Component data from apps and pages
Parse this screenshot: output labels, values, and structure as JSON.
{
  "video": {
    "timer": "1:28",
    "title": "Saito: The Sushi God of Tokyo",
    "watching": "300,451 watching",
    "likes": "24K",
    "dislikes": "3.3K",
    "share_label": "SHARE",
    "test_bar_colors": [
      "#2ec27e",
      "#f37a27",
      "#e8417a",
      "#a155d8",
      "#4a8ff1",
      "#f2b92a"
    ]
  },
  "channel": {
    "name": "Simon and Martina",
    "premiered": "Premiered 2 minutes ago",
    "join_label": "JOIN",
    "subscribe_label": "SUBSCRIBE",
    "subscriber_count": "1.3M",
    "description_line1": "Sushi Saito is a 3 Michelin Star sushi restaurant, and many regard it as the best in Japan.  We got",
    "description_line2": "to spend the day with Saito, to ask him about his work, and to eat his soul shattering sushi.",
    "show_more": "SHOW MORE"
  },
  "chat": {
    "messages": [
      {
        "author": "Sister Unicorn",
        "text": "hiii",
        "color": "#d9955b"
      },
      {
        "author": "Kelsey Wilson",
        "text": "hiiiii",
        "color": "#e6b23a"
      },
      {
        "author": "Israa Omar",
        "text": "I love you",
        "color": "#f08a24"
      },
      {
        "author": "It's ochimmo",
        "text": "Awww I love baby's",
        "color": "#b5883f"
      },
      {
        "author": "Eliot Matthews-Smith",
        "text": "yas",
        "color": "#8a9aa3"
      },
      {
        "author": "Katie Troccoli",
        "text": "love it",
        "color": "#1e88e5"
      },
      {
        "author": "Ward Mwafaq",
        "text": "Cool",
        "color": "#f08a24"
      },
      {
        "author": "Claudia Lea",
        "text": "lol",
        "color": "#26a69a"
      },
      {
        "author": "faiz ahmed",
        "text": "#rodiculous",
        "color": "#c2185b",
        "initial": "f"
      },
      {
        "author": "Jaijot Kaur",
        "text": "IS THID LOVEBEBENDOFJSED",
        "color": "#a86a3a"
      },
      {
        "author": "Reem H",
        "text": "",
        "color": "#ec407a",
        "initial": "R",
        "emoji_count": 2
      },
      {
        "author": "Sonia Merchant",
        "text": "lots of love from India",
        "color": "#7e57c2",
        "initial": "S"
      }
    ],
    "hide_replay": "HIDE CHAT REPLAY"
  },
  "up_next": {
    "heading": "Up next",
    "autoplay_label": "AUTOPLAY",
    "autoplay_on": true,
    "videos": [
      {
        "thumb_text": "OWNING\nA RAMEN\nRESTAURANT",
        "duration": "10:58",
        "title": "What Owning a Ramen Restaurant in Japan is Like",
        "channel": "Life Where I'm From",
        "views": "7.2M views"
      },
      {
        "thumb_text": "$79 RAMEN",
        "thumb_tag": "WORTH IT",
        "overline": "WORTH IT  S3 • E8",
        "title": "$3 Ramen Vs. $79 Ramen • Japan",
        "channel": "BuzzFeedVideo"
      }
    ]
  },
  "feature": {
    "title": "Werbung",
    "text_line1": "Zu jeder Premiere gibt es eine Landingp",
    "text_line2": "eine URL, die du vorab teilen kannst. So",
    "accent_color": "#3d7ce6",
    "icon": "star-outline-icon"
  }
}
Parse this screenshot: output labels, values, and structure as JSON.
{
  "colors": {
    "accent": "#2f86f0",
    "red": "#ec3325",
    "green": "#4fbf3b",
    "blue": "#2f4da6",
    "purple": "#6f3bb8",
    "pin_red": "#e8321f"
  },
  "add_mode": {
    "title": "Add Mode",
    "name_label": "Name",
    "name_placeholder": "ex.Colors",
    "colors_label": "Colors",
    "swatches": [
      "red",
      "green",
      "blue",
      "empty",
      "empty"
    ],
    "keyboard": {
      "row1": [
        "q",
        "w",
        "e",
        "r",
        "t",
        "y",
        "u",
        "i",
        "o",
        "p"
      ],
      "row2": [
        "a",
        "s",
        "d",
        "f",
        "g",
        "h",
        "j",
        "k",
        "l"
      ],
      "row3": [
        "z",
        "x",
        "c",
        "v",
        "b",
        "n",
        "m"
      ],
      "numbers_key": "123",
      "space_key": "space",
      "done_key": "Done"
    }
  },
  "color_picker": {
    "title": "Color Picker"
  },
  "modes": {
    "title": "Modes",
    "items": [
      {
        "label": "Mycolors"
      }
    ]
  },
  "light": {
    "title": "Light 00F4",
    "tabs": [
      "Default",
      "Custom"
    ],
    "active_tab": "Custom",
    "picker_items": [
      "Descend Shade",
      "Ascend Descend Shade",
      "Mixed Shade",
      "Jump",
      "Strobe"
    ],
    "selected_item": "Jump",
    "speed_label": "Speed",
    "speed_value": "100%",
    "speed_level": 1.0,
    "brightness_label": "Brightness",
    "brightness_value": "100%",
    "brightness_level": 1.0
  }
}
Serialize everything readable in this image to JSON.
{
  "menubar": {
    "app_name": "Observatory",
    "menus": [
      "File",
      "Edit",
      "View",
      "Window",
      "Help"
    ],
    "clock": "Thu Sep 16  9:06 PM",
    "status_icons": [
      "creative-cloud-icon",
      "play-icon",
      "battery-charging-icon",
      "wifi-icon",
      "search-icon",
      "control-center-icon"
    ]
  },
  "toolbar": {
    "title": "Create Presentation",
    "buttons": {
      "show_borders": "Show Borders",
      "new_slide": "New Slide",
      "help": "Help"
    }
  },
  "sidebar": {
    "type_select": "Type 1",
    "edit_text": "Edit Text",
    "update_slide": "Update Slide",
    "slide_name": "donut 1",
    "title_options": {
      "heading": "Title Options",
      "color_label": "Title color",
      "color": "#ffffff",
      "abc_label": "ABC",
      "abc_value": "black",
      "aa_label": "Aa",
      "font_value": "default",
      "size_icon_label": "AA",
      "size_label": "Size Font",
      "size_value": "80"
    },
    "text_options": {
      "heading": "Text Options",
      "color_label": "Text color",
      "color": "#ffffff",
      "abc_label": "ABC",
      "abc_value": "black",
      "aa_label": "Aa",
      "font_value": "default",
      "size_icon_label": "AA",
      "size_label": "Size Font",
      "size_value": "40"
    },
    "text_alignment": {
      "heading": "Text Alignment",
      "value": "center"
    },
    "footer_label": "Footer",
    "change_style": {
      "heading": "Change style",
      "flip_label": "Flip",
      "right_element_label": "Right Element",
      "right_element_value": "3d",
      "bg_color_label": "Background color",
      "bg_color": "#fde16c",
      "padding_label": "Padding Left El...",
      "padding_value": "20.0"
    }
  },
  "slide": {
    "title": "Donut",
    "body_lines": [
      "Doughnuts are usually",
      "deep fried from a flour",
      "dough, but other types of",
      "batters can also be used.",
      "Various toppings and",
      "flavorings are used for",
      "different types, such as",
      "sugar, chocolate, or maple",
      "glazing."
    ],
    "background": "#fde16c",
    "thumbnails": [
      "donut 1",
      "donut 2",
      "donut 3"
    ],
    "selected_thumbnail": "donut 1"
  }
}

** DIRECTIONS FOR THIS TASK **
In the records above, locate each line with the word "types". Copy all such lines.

** FINAL ANSWER **
      "dough, but other types of",
      "different types, such as",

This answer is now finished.